§ Problem to solve
Check each line of the data, and copy those where "name" appears.

§ Material supplied
--- START ---

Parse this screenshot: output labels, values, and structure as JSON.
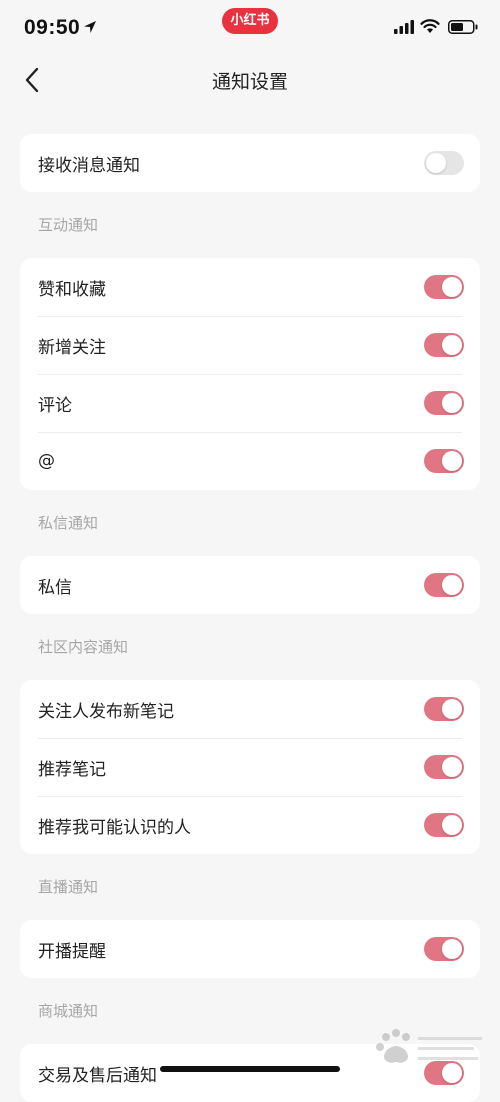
{
  "status_bar": {
    "time": "09:50",
    "app_badge": "小红书"
  },
  "nav": {
    "title": "通知设置"
  },
  "master": {
    "label": "接收消息通知",
    "on": false
  },
  "sections": [
    {
      "header": "互动通知",
      "items": [
        {
          "label": "赞和收藏",
          "on": true
        },
        {
          "label": "新增关注",
          "on": true
        },
        {
          "label": "评论",
          "on": true
        },
        {
          "label": "@",
          "on": true
        }
      ]
    },
    {
      "header": "私信通知",
      "items": [
        {
          "label": "私信",
          "on": true
        }
      ]
    },
    {
      "header": "社区内容通知",
      "items": [
        {
          "label": "关注人发布新笔记",
          "on": true
        },
        {
          "label": "推荐笔记",
          "on": true
        },
        {
          "label": "推荐我可能认识的人",
          "on": true
        }
      ]
    },
    {
      "header": "直播通知",
      "items": [
        {
          "label": "开播提醒",
          "on": true
        }
      ]
    },
    {
      "header": "商城通知",
      "items": [
        {
          "label": "交易及售后通知",
          "on": true
        }
      ]
    }
  ],
  "colors": {
    "toggle_on": "#e07584",
    "toggle_off": "#e5e5e5",
    "brand": "#e8323f"
  },
  "icons": {
    "back": "chevron-left-icon",
    "location": "location-arrow-icon",
    "signal": "cellular-signal-icon",
    "wifi": "wifi-icon",
    "battery": "battery-icon"
  }
}
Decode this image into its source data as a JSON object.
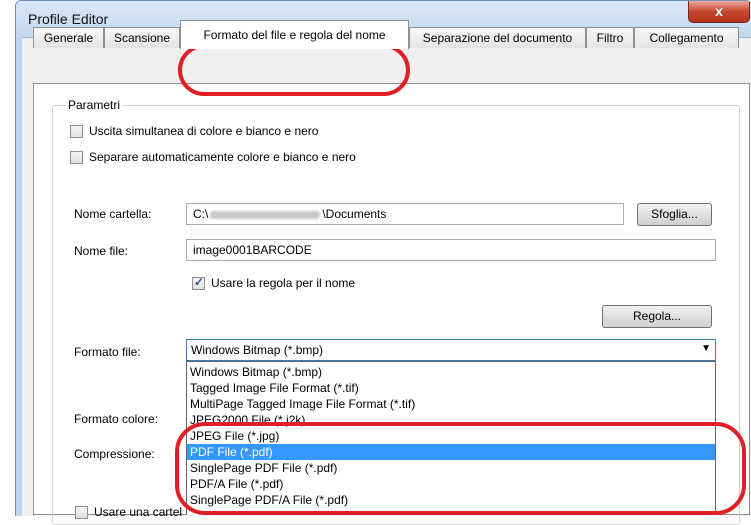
{
  "window": {
    "title": "Profile Editor",
    "close_symbol": "x"
  },
  "tabs": [
    {
      "label": "Generale"
    },
    {
      "label": "Scansione"
    },
    {
      "label": "Formato del file e regola del nome"
    },
    {
      "label": "Separazione del documento"
    },
    {
      "label": "Filtro"
    },
    {
      "label": "Collegamento"
    }
  ],
  "group": {
    "label": "Parametri"
  },
  "options": {
    "simultaneous_output": "Uscita simultanea di colore e bianco e nero",
    "auto_separate": "Separare automaticamente colore e bianco e nero"
  },
  "folder": {
    "label": "Nome cartella:",
    "value_prefix": "C:\\",
    "value_suffix": "\\Documents",
    "browse_label": "Sfoglia..."
  },
  "file": {
    "label": "Nome file:",
    "value": "image0001BARCODE",
    "use_rule_label": "Usare la regola per il nome",
    "rule_button": "Regola..."
  },
  "format": {
    "label": "Formato file:",
    "selected": "Windows Bitmap (*.bmp)",
    "options": [
      "Windows Bitmap (*.bmp)",
      "Tagged Image File Format (*.tif)",
      "MultiPage Tagged Image File Format (*.tif)",
      "JPEG2000 File (*.j2k)",
      "JPEG File (*.jpg)",
      "PDF File (*.pdf)",
      "SinglePage PDF File (*.pdf)",
      "PDF/A File (*.pdf)",
      "SinglePage PDF/A File (*.pdf)"
    ],
    "highlighted_index": 5
  },
  "color_format": {
    "label": "Formato colore:"
  },
  "compression": {
    "label": "Compressione:"
  },
  "bottom_checkbox": {
    "label": "Usare una cartel"
  },
  "colors": {
    "highlight": "#3399ff",
    "annotation": "#e01e26"
  }
}
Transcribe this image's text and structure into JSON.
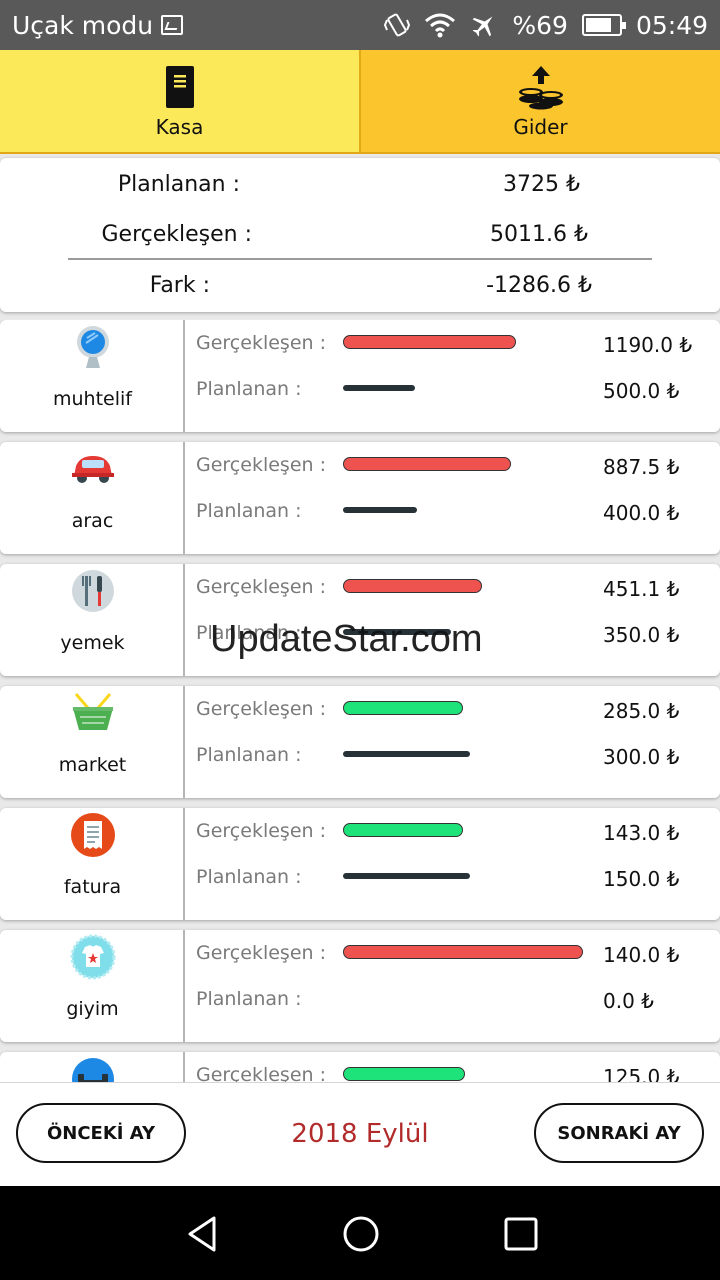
{
  "status_bar": {
    "left_text": "Uçak modu",
    "battery": "%69",
    "time": "05:49",
    "icons": [
      "image-icon",
      "vibrate-icon",
      "wifi-icon",
      "airplane-icon",
      "battery-icon"
    ]
  },
  "tabs": [
    {
      "label": "Kasa",
      "icon": "notebook-icon",
      "color": "#fbe95a"
    },
    {
      "label": "Gider",
      "icon": "coins-upload-icon",
      "color": "#fbc52e"
    }
  ],
  "summary": {
    "planned_label": "Planlanan :",
    "planned_value": "3725 ₺",
    "actual_label": "Gerçekleşen :",
    "actual_value": "5011.6 ₺",
    "diff_label": "Fark :",
    "diff_value": "-1286.6 ₺"
  },
  "row_labels": {
    "actual": "Gerçekleşen :",
    "planned": "Planlanan :"
  },
  "categories": [
    {
      "name": "muhtelif",
      "icon": "mirror-icon",
      "actual": "1190.0 ₺",
      "planned": "500.0 ₺",
      "actual_fill": 0.72,
      "planned_fill": 0.3,
      "over_budget": true
    },
    {
      "name": "arac",
      "icon": "car-icon",
      "actual": "887.5 ₺",
      "planned": "400.0 ₺",
      "actual_fill": 0.7,
      "planned_fill": 0.31,
      "over_budget": true
    },
    {
      "name": "yemek",
      "icon": "fork-knife-icon",
      "actual": "451.1 ₺",
      "planned": "350.0 ₺",
      "actual_fill": 0.58,
      "planned_fill": 0.45,
      "over_budget": true
    },
    {
      "name": "market",
      "icon": "basket-icon",
      "actual": "285.0 ₺",
      "planned": "300.0 ₺",
      "actual_fill": 0.5,
      "planned_fill": 0.53,
      "over_budget": false
    },
    {
      "name": "fatura",
      "icon": "receipt-icon",
      "actual": "143.0 ₺",
      "planned": "150.0 ₺",
      "actual_fill": 0.5,
      "planned_fill": 0.53,
      "over_budget": false
    },
    {
      "name": "giyim",
      "icon": "shirt-icon",
      "actual": "140.0 ₺",
      "planned": "0.0 ₺",
      "actual_fill": 1.0,
      "planned_fill": 0.0,
      "over_budget": true
    },
    {
      "name": "",
      "icon": "dumbbell-icon",
      "actual": "125.0 ₺",
      "planned": "",
      "actual_fill": 0.51,
      "planned_fill": 0.0,
      "over_budget": false
    }
  ],
  "watermark": "UpdateStar.com",
  "footer": {
    "prev_label": "ÖNCEKİ AY",
    "month": "2018 Eylül",
    "next_label": "SONRAKİ AY"
  },
  "colors": {
    "over_budget": "#ef5350",
    "under_budget": "#1ee27a",
    "planned_bar": "#263238",
    "month_text": "#b22b2b"
  }
}
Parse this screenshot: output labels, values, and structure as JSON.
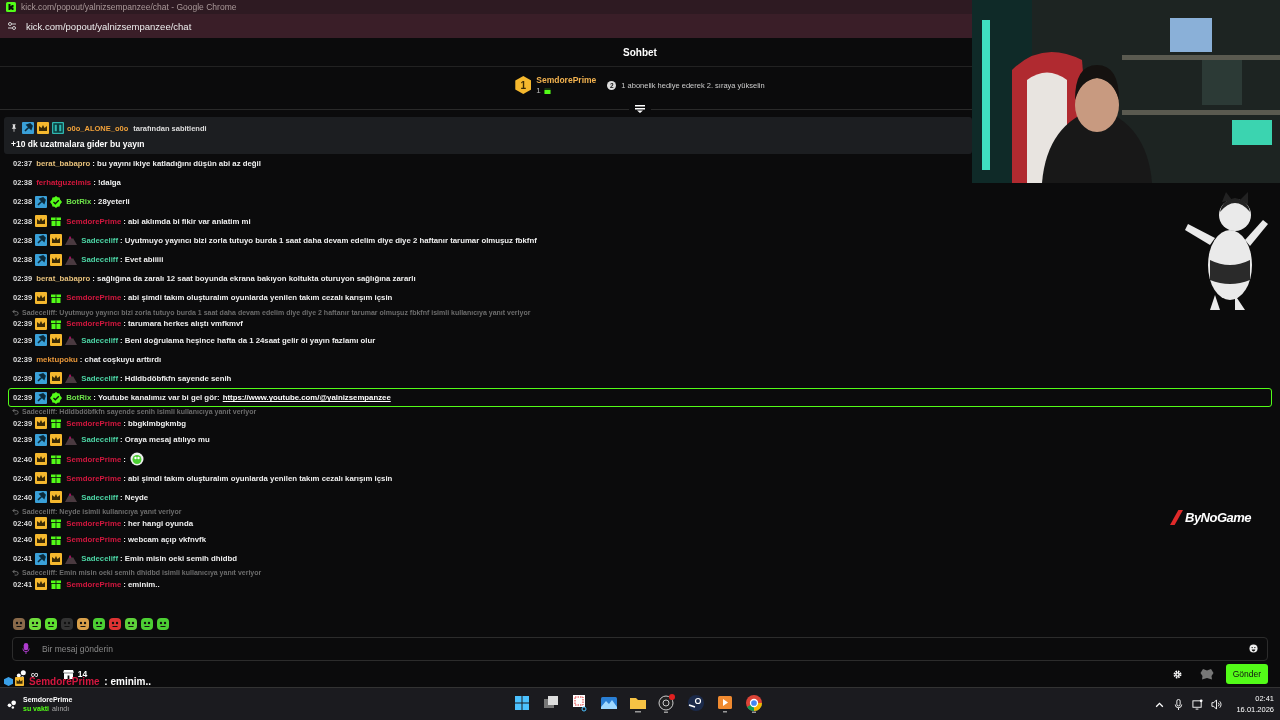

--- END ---

§ Output below
      "name": "muhtelif",
      "name": "arac",
      "name": "yemek",
      "name": "market",
      "name": "fatura",
      "name": "giyim",
      "name": "",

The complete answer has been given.